Senator Lindsey Graham (R-SC) spoke out about his late friend and mentor, Senator John McCain. As the Washington Times reports, Graham was frustrated by his mentor's rejection of the president and wished he'd given him a chance.
"I regret that he didn't have more time with President Trump. Who knows what would have happened over time?" Graham said in an interview with AP. He added that McCain had seemed able to forgive his captors in Vietnam, and believes that he would have eventually forgiven Trump as well.
The relationship between McCain and Trump had long been a toxic one. While on the campaign trail, Trump mocked McCain for his capture in Vietnam, saying that he liked people who weren't captured, people who were winners. McCain had long criticized Trump's policies and beliefs. In a speech he gave while accepting the liberty medal from the National Constitution Center, McCain blasted Trump's worldviews, saying it is "some half-baked spurious nationalism cooked up by people who would rather find scapegoats than solve problems, as unpatriotic as an attachment to any other tired dogma of the past that Americans consigned to the ash heap of history."
Even after McCain's passing, their feud continued.

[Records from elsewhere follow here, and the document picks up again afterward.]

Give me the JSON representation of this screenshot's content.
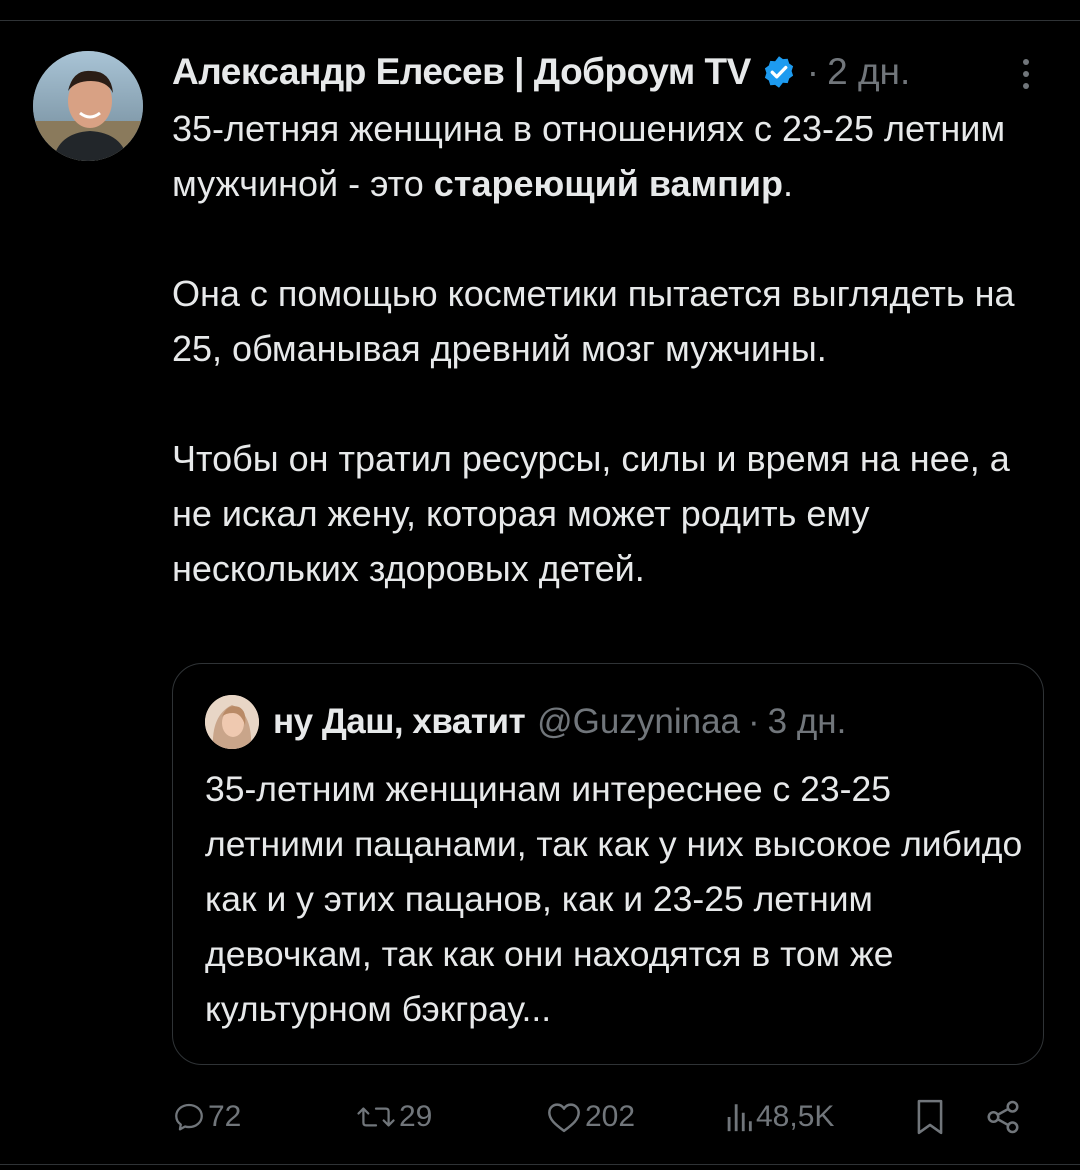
{
  "tweet": {
    "author_name": "Александр Елесев | Доброум TV",
    "separator": "·",
    "time": "2 дн.",
    "text_line1_a": "35-летняя женщина в отношениях с 23-25 летним мужчиной - это ",
    "text_line1_bold": "стареющий вампир",
    "text_line1_b": ".",
    "paragraph2": "Она с помощью косметики пытается выглядеть на 25, обманывая древний мозг мужчины.",
    "paragraph3": "Чтобы он тратил ресурсы, силы и время на нее, а не искал жену, которая может родить ему нескольких здоровых детей."
  },
  "quote": {
    "author_name": "ну Даш, хватит",
    "handle": "@Guzyninaa",
    "separator": "·",
    "time": "3 дн.",
    "text": "35-летним женщинам интереснее с 23-25 летними пацанами, так как у них высокое либидо как и у этих пацанов, как и 23-25 летним девочкам, так как они находятся в том же культурном бэкграу..."
  },
  "actions": {
    "replies": "72",
    "reposts": "29",
    "likes": "202",
    "views": "48,5K"
  },
  "icons": {
    "verified": "verified-badge-icon",
    "more": "more-vertical-icon",
    "reply": "reply-icon",
    "repost": "repost-icon",
    "like": "heart-icon",
    "views": "views-chart-icon",
    "bookmark": "bookmark-icon",
    "share": "share-icon"
  },
  "colors": {
    "background": "#000000",
    "text": "#e7e9ea",
    "muted": "#71767b",
    "border": "#2f3336",
    "verified": "#1d9bf0"
  }
}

McCain made it clear he did not want Trump at his funeral. Trump issued a curt statement about the senator's passing and refused to keep the flag lowered at half-staff as is common for the deaths of Congress members.
Many in Washington found Graham's unbridled enthusiasm for attempting to patch Trump and McCain's relationship frustrating. Though Graham seemed to be McCain's best ally in the Senate, his has fully committed to the Trump brand, mocking the "left-wing media" for their attacks on Trump and decrying the Russia probe.
When asked about Graham's shift from abhorring Trump to acting as his ally and advocate, he said that one has to "move forward" after elections and that as a Republican, he has an "obligation" to help the president. Graham has said he's changed his mind about Trump and now leverages his closeness to help affect the president's decisions.
"And I've tried to be helpful where I could because I think he needs all the help he can get. You can be a better critic when people understand that you're trying to help them be successful," said Graham. "There's no doubt in my mind that the people of South Carolina, not just Republicans and independents, want to give this country a chance. The president won the state decisively. He's very popular among Republicans, and people want him to succeed."